> What you should do
If a line in the listing below includes the string "value", pull it out.

◆ ◆ ◆

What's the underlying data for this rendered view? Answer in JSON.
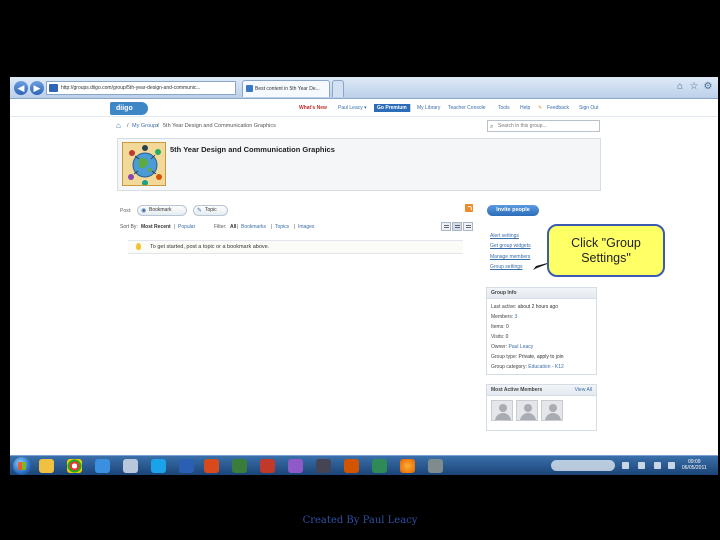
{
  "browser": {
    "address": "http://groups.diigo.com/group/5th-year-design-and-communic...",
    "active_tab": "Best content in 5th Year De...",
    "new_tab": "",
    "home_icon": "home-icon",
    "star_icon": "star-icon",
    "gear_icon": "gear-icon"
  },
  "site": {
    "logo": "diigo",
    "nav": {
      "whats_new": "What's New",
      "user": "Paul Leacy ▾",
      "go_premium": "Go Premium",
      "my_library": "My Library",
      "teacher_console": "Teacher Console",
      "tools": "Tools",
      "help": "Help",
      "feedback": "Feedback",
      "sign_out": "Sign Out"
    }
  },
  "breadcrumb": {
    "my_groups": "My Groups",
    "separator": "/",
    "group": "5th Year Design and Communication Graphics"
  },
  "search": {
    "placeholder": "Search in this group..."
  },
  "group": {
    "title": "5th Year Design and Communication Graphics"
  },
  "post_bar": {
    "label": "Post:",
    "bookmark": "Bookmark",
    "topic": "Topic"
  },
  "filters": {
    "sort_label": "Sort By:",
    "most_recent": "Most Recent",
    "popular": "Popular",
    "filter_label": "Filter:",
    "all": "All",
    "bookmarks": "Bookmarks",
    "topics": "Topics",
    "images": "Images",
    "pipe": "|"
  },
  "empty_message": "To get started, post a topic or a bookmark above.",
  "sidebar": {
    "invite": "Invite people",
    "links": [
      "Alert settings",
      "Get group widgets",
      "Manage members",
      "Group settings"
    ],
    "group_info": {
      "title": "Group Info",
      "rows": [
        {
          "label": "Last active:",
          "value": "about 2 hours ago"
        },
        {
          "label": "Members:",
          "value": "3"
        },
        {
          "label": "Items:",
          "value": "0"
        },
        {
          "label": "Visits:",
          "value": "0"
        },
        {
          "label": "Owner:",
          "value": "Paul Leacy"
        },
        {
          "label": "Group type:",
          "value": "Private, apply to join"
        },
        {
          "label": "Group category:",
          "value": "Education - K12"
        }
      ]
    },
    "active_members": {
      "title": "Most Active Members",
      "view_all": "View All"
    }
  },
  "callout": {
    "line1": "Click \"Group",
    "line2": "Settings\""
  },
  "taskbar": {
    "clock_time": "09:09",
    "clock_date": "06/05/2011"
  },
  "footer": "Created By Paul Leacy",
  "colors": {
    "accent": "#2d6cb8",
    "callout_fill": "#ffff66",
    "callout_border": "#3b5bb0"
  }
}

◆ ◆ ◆

> Solution
          "value": "about 2 hours ago"
          "value": "3"
          "value": "0"
          "value": "0"
          "value": "Paul Leacy"
          "value": "Private, apply to join"
          "value": "Education - K12"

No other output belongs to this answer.